- **TASK REQUIREMENTS**
Set down all of the records below exactly, please, omitting the images.

- **THE DATA**

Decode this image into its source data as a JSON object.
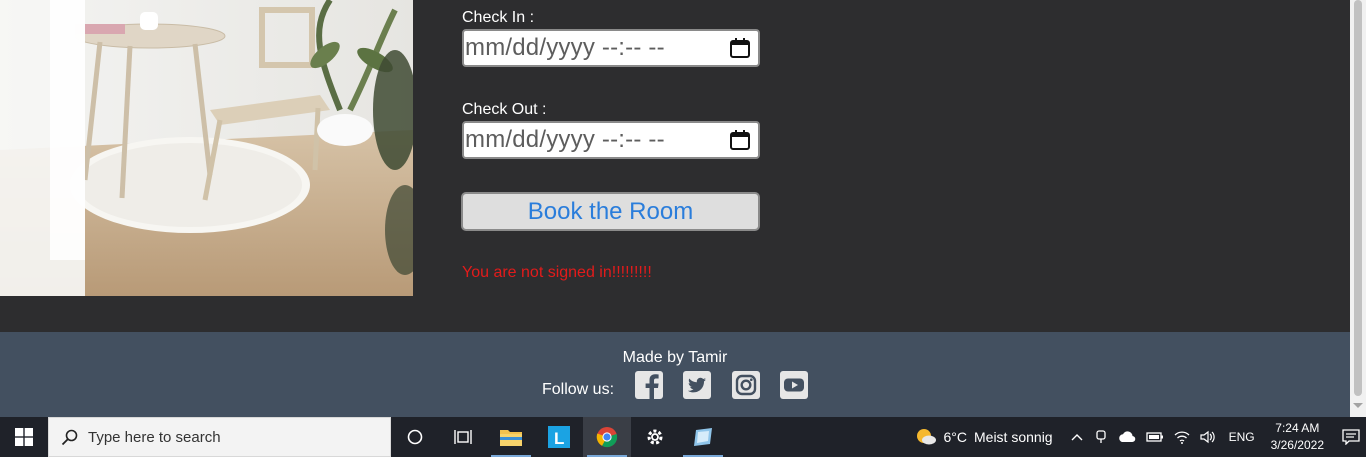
{
  "form": {
    "check_in_label": "Check In :",
    "check_in_placeholder": "mm/dd/yyyy --:-- --",
    "check_out_label": "Check Out :",
    "check_out_placeholder": "mm/dd/yyyy --:-- --",
    "book_button": "Book the Room",
    "error_message": "You are not signed in!!!!!!!!!"
  },
  "footer": {
    "made_by": "Made by Tamir",
    "follow_us": "Follow us:",
    "social_icons": [
      "facebook-icon",
      "twitter-icon",
      "instagram-icon",
      "youtube-icon"
    ]
  },
  "taskbar": {
    "search_placeholder": "Type here to search",
    "weather_temp": "6°C",
    "weather_desc": "Meist sonnig",
    "language": "ENG",
    "time": "7:24 AM",
    "date": "3/26/2022"
  },
  "colors": {
    "background": "#2d2d2f",
    "footer": "#435060",
    "button_text": "#2a7ddb",
    "error": "#e21b1b"
  }
}
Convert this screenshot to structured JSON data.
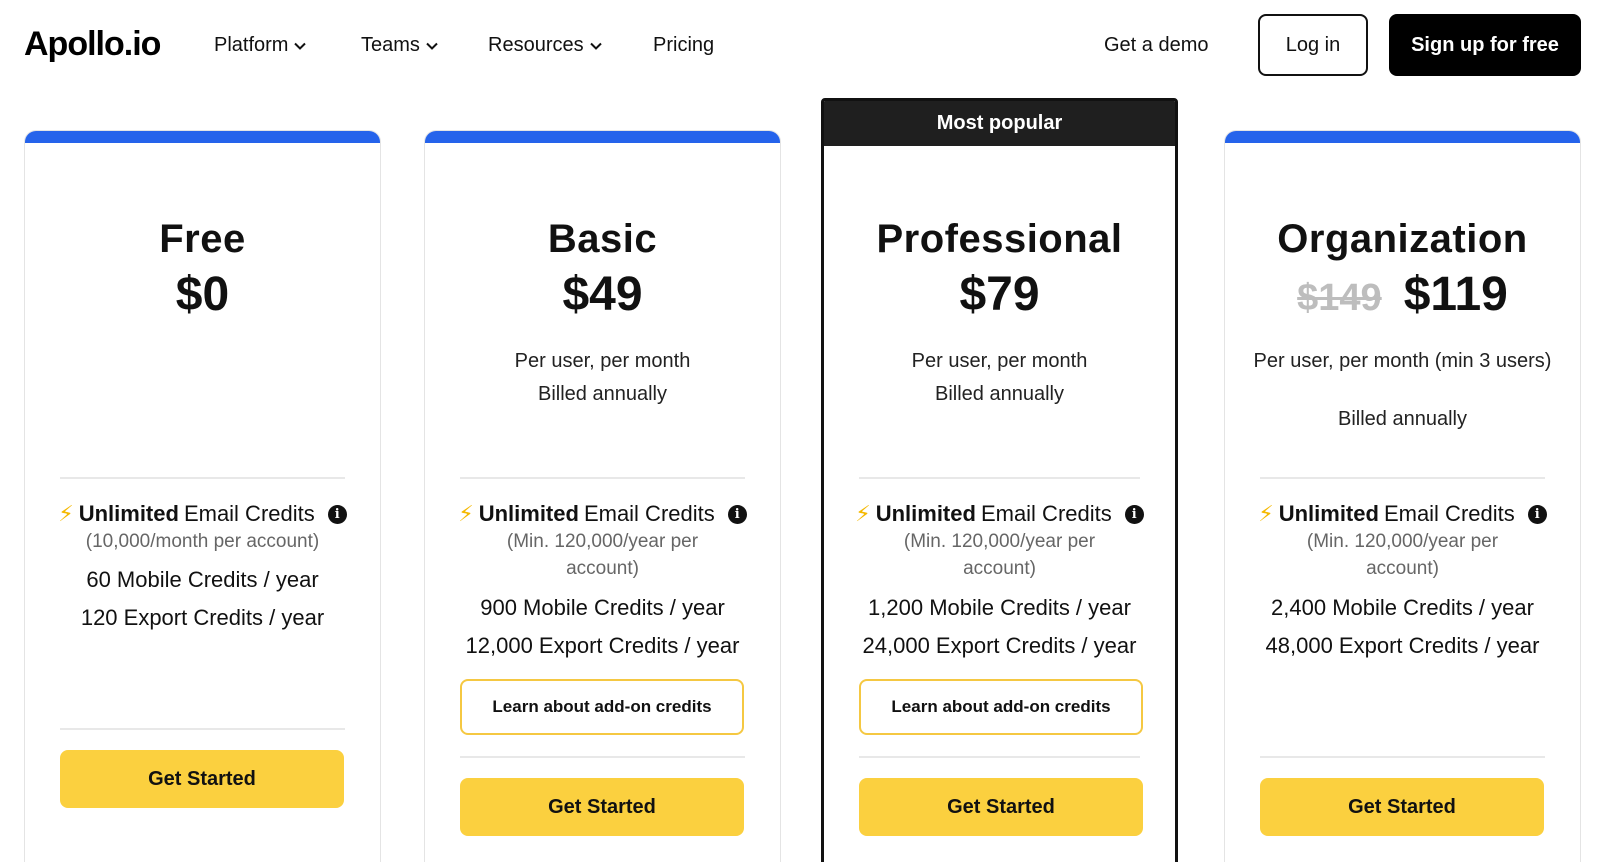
{
  "nav": {
    "logo": "Apollo.io",
    "items": [
      {
        "label": "Platform",
        "dropdown": true
      },
      {
        "label": "Teams",
        "dropdown": true
      },
      {
        "label": "Resources",
        "dropdown": true
      },
      {
        "label": "Pricing",
        "dropdown": false
      }
    ],
    "demo_label": "Get a demo",
    "login_label": "Log in",
    "signup_label": "Sign up for free"
  },
  "colors": {
    "accent_bar": "#2563eb",
    "cta": "#fbd03f",
    "addon_border": "#f5c842",
    "popular_banner": "#1f1f1f"
  },
  "plans": [
    {
      "name": "Free",
      "price": "$0",
      "email_bold": "Unlimited",
      "email_rest": "Email Credits",
      "email_note": "(10,000/month per account)",
      "mobile": "60 Mobile Credits / year",
      "export": "120 Export Credits / year",
      "cta": "Get Started"
    },
    {
      "name": "Basic",
      "price": "$49",
      "per": "Per user, per month",
      "billed": "Billed annually",
      "email_bold": "Unlimited",
      "email_rest": "Email Credits",
      "email_note": "(Min. 120,000/year per account)",
      "mobile": "900 Mobile Credits / year",
      "export": "12,000 Export Credits / year",
      "addon": "Learn about add-on credits",
      "cta": "Get Started"
    },
    {
      "badge": "Most popular",
      "name": "Professional",
      "price": "$79",
      "per": "Per user, per month",
      "billed": "Billed annually",
      "email_bold": "Unlimited",
      "email_rest": "Email Credits",
      "email_note": "(Min. 120,000/year per account)",
      "mobile": "1,200 Mobile Credits / year",
      "export": "24,000 Export Credits / year",
      "addon": "Learn about add-on credits",
      "cta": "Get Started"
    },
    {
      "name": "Organization",
      "old_price": "$149",
      "price": "$119",
      "per": "Per user, per month (min 3 users)",
      "billed": "Billed annually",
      "email_bold": "Unlimited",
      "email_rest": "Email Credits",
      "email_note": "(Min. 120,000/year per account)",
      "mobile": "2,400 Mobile Credits / year",
      "export": "48,000 Export Credits / year",
      "cta": "Get Started"
    }
  ]
}
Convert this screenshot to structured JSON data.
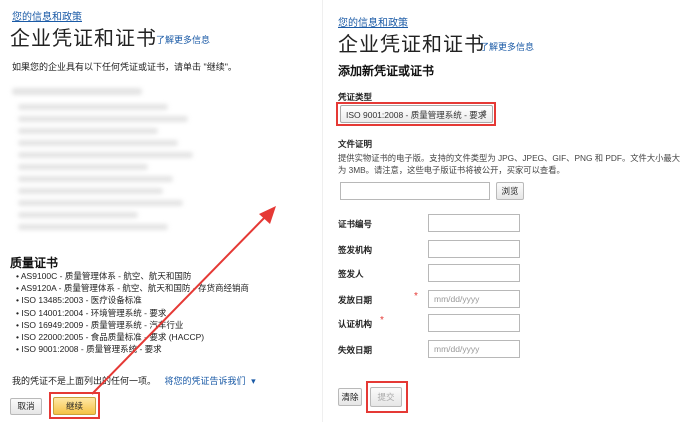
{
  "left": {
    "breadcrumb": "您的信息和政策",
    "title": "企业凭证和证书",
    "learn_more": "了解更多信息",
    "instruction": "如果您的企业具有以下任何凭证或证书，请单击 \"继续\"。",
    "quality_heading": "质量证书",
    "quality_certs": [
      "AS9100C - 质量管理体系 - 航空、航天和国防",
      "AS9120A - 质量管理体系 - 航空、航天和国防 - 存货商经销商",
      "ISO 13485:2003 - 医疗设备标准",
      "ISO 14001:2004 - 环境管理系统 - 要求",
      "ISO 16949:2009 - 质量管理系统 - 汽车行业",
      "ISO 22000:2005 - 食品质量标准 - 要求 (HACCP)",
      "ISO 9001:2008 - 质量管理系统 - 要求"
    ],
    "not_listed_text": "我的凭证不是上面列出的任何一项。",
    "tell_us_link": "将您的凭证告诉我们",
    "cancel_label": "取消",
    "continue_label": "继续"
  },
  "right": {
    "breadcrumb": "您的信息和政策",
    "title": "企业凭证和证书",
    "learn_more": "了解更多信息",
    "form_heading": "添加新凭证或证书",
    "cert_type_label": "凭证类型",
    "cert_type_value": "ISO 9001:2008 - 质量管理系统 - 要求",
    "file_proof_label": "文件证明",
    "file_desc": "提供实物证书的电子版。支持的文件类型为 JPG、JPEG、GIF、PNG 和 PDF。文件大小最大为 3MB。请注意，这些电子版证书将被公开，买家可以查看。",
    "browse_label": "浏览",
    "fields": [
      {
        "label": "证书编号",
        "placeholder": "",
        "required": false
      },
      {
        "label": "签发机构",
        "placeholder": "",
        "required": false
      },
      {
        "label": "签发人",
        "placeholder": "",
        "required": false
      },
      {
        "label": "发放日期",
        "placeholder": "mm/dd/yyyy",
        "required": true
      },
      {
        "label": "认证机构",
        "placeholder": "",
        "required": true
      },
      {
        "label": "失效日期",
        "placeholder": "mm/dd/yyyy",
        "required": false
      }
    ],
    "clear_label": "清除",
    "submit_label": "提交"
  },
  "colors": {
    "link": "#1a5aa6",
    "highlight": "#e53935",
    "primary_button": "#f5c246"
  }
}
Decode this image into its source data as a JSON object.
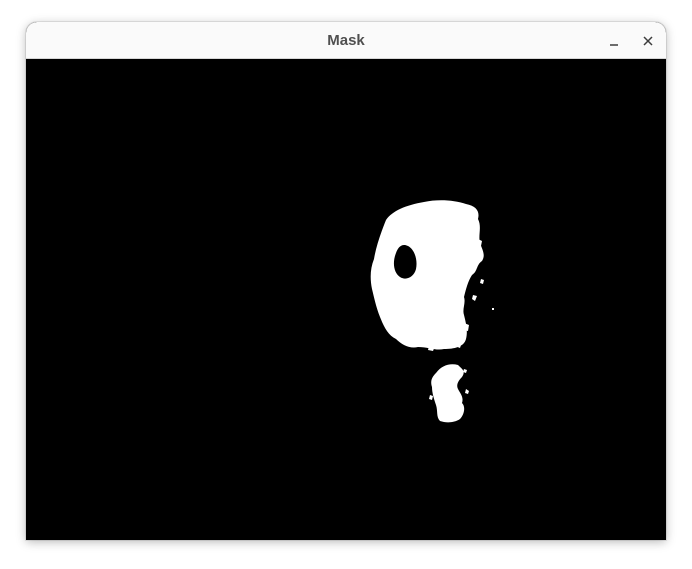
{
  "window": {
    "title": "Mask",
    "controls": {
      "minimize_icon": "minimize-icon",
      "close_icon": "close-icon"
    }
  },
  "mask_view": {
    "background_color": "#000000",
    "foreground_color": "#ffffff",
    "titlebar_color": "#fafafa",
    "title_color": "#505050"
  }
}
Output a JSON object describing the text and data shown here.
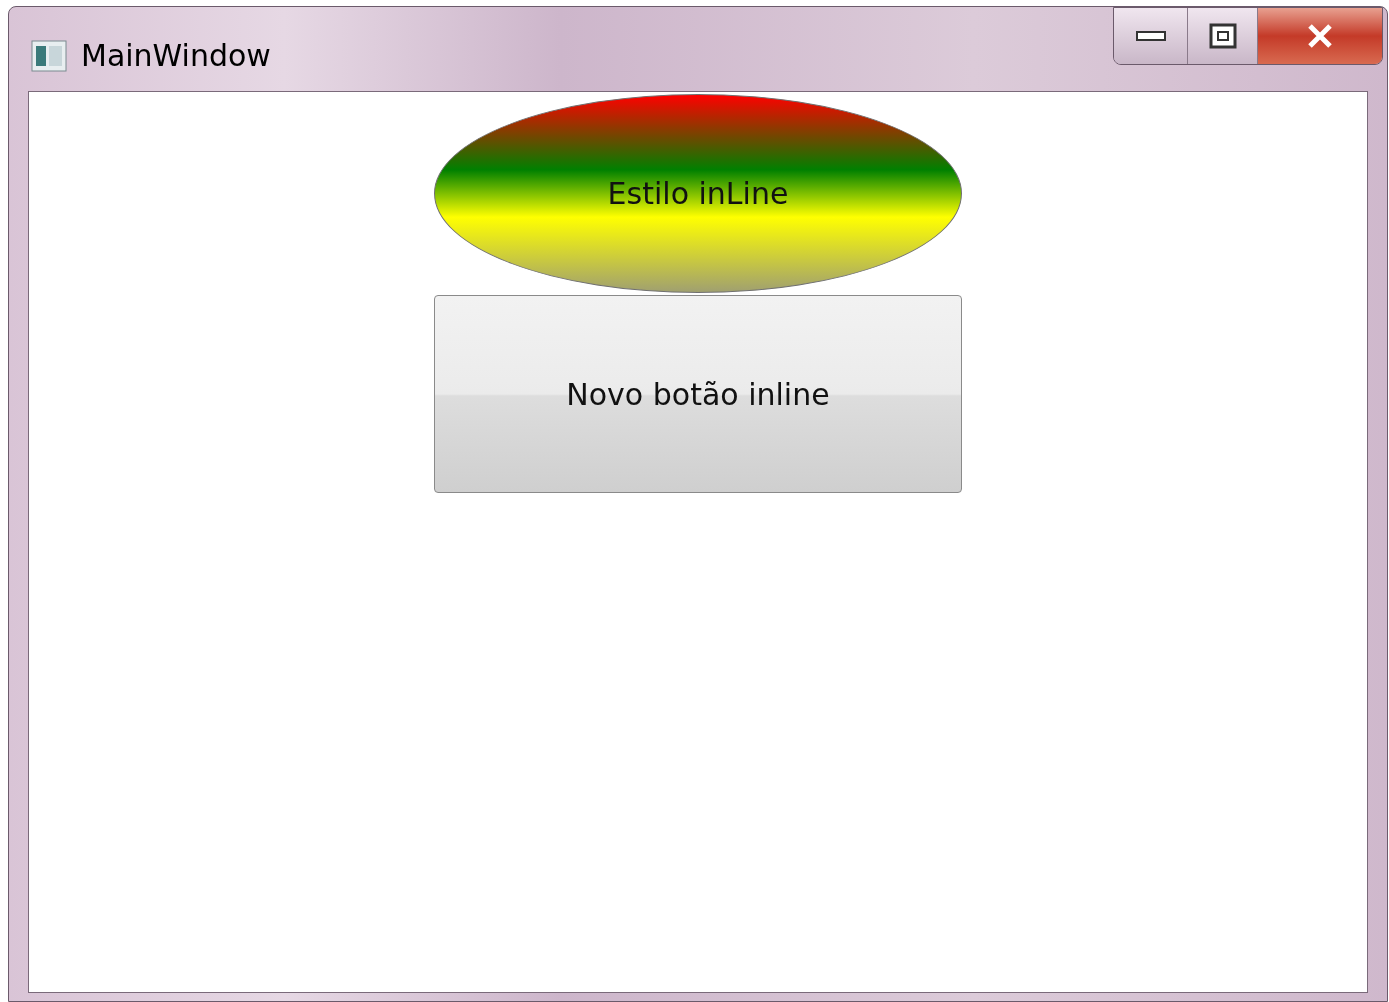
{
  "window": {
    "title": "MainWindow"
  },
  "buttons": [
    {
      "kind": "ellipse",
      "label": "Estilo inLine"
    },
    {
      "kind": "standard",
      "label": "Novo botão inline"
    }
  ]
}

- **REPLY TO THE EXERCISE**
Decode this image into its source data as a JSON object.
{
  "form": {
    "check_in_label": "Check In :",
    "check_in_placeholder": "mm/dd/yyyy --:-- --",
    "check_out_label": "Check Out :",
    "check_out_placeholder": "mm/dd/yyyy --:-- --",
    "book_button": "Book the Room",
    "error_message": "You are not signed in!!!!!!!!!"
  },
  "footer": {
    "made_by": "Made by Tamir",
    "follow_us": "Follow us:",
    "social_icons": [
      "facebook-icon",
      "twitter-icon",
      "instagram-icon",
      "youtube-icon"
    ]
  },
  "taskbar": {
    "search_placeholder": "Type here to search",
    "weather_temp": "6°C",
    "weather_desc": "Meist sonnig",
    "language": "ENG",
    "time": "7:24 AM",
    "date": "3/26/2022"
  },
  "colors": {
    "background": "#2d2d2f",
    "footer": "#435060",
    "button_text": "#2a7ddb",
    "error": "#e21b1b"
  }
}
Convert this screenshot to structured JSON data.
{
  "nav": {
    "logo": "Apollo.io",
    "items": [
      {
        "label": "Platform",
        "dropdown": true
      },
      {
        "label": "Teams",
        "dropdown": true
      },
      {
        "label": "Resources",
        "dropdown": true
      },
      {
        "label": "Pricing",
        "dropdown": false
      }
    ],
    "demo_label": "Get a demo",
    "login_label": "Log in",
    "signup_label": "Sign up for free"
  },
  "colors": {
    "accent_bar": "#2563eb",
    "cta": "#fbd03f",
    "addon_border": "#f5c842",
    "popular_banner": "#1f1f1f"
  },
  "plans": [
    {
      "name": "Free",
      "price": "$0",
      "email_bold": "Unlimited",
      "email_rest": "Email Credits",
      "email_note": "(10,000/month per account)",
      "mobile": "60 Mobile Credits / year",
      "export": "120 Export Credits / year",
      "cta": "Get Started"
    },
    {
      "name": "Basic",
      "price": "$49",
      "per": "Per user, per month",
      "billed": "Billed annually",
      "email_bold": "Unlimited",
      "email_rest": "Email Credits",
      "email_note": "(Min. 120,000/year per account)",
      "mobile": "900 Mobile Credits / year",
      "export": "12,000 Export Credits / year",
      "addon": "Learn about add-on credits",
      "cta": "Get Started"
    },
    {
      "badge": "Most popular",
      "name": "Professional",
      "price": "$79",
      "per": "Per user, per month",
      "billed": "Billed annually",
      "email_bold": "Unlimited",
      "email_rest": "Email Credits",
      "email_note": "(Min. 120,000/year per account)",
      "mobile": "1,200 Mobile Credits / year",
      "export": "24,000 Export Credits / year",
      "addon": "Learn about add-on credits",
      "cta": "Get Started"
    },
    {
      "name": "Organization",
      "old_price": "$149",
      "price": "$119",
      "per": "Per user, per month (min 3 users)",
      "billed": "Billed annually",
      "email_bold": "Unlimited",
      "email_rest": "Email Credits",
      "email_note": "(Min. 120,000/year per account)",
      "mobile": "2,400 Mobile Credits / year",
      "export": "48,000 Export Credits / year",
      "cta": "Get Started"
    }
  ]
}
Convert this screenshot to structured JSON data.
{
  "left": {
    "breadcrumb": "您的信息和政策",
    "title": "企业凭证和证书",
    "learn_more": "了解更多信息",
    "instruction": "如果您的企业具有以下任何凭证或证书，请单击 \"继续\"。",
    "quality_heading": "质量证书",
    "quality_certs": [
      "AS9100C - 质量管理体系 - 航空、航天和国防",
      "AS9120A - 质量管理体系 - 航空、航天和国防 - 存货商经销商",
      "ISO 13485:2003 - 医疗设备标准",
      "ISO 14001:2004 - 环境管理系统 - 要求",
      "ISO 16949:2009 - 质量管理系统 - 汽车行业",
      "ISO 22000:2005 - 食品质量标准 - 要求 (HACCP)",
      "ISO 9001:2008 - 质量管理系统 - 要求"
    ],
    "not_listed_text": "我的凭证不是上面列出的任何一项。",
    "tell_us_link": "将您的凭证告诉我们",
    "cancel_label": "取消",
    "continue_label": "继续"
  },
  "right": {
    "breadcrumb": "您的信息和政策",
    "title": "企业凭证和证书",
    "learn_more": "了解更多信息",
    "form_heading": "添加新凭证或证书",
    "cert_type_label": "凭证类型",
    "cert_type_value": "ISO 9001:2008 - 质量管理系统 - 要求",
    "file_proof_label": "文件证明",
    "file_desc": "提供实物证书的电子版。支持的文件类型为 JPG、JPEG、GIF、PNG 和 PDF。文件大小最大为 3MB。请注意，这些电子版证书将被公开，买家可以查看。",
    "browse_label": "浏览",
    "fields": [
      {
        "label": "证书编号",
        "placeholder": "",
        "required": false
      },
      {
        "label": "签发机构",
        "placeholder": "",
        "required": false
      },
      {
        "label": "签发人",
        "placeholder": "",
        "required": false
      },
      {
        "label": "发放日期",
        "placeholder": "mm/dd/yyyy",
        "required": true
      },
      {
        "label": "认证机构",
        "placeholder": "",
        "required": true
      },
      {
        "label": "失效日期",
        "placeholder": "mm/dd/yyyy",
        "required": false
      }
    ],
    "clear_label": "清除",
    "submit_label": "提交"
  },
  "colors": {
    "link": "#1a5aa6",
    "highlight": "#e53935",
    "primary_button": "#f5c246"
  }
}
Decode this image into its source data as a JSON object.
{
  "window": {
    "title": "Mask",
    "controls": {
      "minimize_icon": "minimize-icon",
      "close_icon": "close-icon"
    }
  },
  "mask_view": {
    "background_color": "#000000",
    "foreground_color": "#ffffff",
    "titlebar_color": "#fafafa",
    "title_color": "#505050"
  }
}
Output a JSON object describing the text and data shown here.
{
  "window": {
    "title": "MainWindow"
  },
  "buttons": [
    {
      "kind": "ellipse",
      "label": "Estilo inLine"
    },
    {
      "kind": "standard",
      "label": "Novo botão inline"
    }
  ]
}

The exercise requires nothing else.